◆ **WHAT YOU NEED TO DO**
All that is needed is every line of the listing below that has "TARY".
----------
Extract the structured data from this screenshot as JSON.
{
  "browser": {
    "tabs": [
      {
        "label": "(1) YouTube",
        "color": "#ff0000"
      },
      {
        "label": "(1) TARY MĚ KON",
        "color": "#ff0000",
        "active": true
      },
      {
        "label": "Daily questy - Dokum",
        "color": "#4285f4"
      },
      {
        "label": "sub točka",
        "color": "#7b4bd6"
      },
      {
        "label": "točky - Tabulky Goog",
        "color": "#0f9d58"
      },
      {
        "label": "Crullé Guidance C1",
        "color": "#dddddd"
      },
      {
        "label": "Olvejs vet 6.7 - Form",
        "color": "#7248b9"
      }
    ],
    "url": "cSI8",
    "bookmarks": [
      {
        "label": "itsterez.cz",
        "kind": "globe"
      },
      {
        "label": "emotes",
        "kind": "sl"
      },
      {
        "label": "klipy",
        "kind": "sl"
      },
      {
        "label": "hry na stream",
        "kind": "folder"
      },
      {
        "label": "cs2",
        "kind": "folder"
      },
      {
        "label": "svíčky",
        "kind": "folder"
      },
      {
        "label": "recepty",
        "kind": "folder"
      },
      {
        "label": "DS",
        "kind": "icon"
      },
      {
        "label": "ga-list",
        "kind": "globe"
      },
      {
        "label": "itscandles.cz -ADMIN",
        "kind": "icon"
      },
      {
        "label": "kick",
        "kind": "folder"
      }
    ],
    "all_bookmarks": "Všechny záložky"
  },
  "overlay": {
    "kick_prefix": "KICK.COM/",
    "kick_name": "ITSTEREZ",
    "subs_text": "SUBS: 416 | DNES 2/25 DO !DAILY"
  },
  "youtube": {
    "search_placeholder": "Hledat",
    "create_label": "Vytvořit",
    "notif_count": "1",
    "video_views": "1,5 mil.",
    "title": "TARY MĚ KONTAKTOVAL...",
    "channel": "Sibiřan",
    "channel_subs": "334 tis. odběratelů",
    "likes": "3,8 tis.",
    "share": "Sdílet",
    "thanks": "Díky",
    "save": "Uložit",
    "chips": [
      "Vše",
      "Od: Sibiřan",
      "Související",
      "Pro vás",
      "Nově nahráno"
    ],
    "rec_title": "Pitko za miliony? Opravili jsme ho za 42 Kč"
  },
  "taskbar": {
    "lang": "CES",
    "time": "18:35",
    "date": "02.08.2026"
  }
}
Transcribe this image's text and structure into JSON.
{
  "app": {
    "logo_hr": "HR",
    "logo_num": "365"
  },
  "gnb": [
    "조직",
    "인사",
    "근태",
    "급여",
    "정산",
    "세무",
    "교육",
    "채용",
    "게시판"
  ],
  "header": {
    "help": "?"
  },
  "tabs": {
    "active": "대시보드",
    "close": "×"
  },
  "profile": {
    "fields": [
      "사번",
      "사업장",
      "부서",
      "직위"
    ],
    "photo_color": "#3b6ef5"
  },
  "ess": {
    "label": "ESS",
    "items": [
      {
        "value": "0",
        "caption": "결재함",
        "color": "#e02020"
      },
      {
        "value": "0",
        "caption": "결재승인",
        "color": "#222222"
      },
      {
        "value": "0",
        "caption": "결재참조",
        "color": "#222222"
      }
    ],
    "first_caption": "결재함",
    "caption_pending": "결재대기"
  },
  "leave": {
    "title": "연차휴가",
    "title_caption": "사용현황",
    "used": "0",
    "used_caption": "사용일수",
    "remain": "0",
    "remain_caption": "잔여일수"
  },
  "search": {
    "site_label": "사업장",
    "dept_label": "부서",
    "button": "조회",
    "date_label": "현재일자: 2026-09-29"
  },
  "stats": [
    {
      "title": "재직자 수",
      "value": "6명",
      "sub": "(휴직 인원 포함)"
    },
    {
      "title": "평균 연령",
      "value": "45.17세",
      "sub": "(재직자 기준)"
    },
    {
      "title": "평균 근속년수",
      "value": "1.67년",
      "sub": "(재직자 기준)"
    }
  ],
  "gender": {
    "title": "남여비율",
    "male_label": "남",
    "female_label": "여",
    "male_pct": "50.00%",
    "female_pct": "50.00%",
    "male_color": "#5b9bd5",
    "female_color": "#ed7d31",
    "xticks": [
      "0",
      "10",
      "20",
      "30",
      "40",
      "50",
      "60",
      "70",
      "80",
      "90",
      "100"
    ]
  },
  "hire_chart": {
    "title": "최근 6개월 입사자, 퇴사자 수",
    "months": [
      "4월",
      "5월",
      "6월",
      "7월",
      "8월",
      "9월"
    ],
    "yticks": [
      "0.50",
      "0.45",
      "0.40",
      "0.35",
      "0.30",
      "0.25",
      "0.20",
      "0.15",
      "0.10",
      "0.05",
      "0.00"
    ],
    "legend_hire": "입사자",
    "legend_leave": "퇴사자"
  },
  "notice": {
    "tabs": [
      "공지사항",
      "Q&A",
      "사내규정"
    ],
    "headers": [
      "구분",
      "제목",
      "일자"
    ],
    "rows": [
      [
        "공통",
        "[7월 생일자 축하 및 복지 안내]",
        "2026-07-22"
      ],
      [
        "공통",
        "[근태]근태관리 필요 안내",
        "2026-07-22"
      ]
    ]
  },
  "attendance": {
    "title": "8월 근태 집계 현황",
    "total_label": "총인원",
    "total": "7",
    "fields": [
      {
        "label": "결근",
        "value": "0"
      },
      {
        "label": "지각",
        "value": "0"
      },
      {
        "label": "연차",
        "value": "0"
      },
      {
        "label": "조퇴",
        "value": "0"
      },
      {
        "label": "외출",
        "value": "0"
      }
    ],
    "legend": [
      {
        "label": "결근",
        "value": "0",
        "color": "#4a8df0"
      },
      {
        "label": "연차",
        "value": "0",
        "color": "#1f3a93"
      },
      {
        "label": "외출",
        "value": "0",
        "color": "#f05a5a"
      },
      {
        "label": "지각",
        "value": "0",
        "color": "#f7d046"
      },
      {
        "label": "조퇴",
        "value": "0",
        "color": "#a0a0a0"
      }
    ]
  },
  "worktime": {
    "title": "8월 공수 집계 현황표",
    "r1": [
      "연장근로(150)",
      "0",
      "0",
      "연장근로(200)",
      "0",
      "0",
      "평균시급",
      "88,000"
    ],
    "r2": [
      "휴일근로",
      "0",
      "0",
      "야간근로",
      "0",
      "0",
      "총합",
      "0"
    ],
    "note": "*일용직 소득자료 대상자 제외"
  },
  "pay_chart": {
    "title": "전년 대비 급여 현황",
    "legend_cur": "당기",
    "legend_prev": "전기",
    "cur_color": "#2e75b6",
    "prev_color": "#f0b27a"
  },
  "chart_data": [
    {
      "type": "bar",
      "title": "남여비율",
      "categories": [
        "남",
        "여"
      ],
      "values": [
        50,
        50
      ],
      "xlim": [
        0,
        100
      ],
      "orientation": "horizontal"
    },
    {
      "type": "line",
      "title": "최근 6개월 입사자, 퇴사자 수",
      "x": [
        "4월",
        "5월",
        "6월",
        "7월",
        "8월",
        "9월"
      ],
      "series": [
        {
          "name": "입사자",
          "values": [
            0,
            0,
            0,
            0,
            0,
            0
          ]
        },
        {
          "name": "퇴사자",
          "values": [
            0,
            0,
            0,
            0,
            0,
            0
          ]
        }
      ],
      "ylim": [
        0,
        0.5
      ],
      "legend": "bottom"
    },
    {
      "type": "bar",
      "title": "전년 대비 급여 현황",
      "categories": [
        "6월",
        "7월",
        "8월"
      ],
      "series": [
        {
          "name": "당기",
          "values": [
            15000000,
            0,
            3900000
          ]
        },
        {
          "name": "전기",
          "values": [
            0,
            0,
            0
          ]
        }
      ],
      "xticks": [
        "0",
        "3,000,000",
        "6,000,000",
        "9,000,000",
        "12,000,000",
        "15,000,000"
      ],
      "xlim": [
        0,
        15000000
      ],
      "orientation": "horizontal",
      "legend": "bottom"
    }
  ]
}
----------
◆ **SOLUTION**
        "label": "(1) TARY MĚ KON",
    "title": "TARY MĚ KONTAKTOVAL...",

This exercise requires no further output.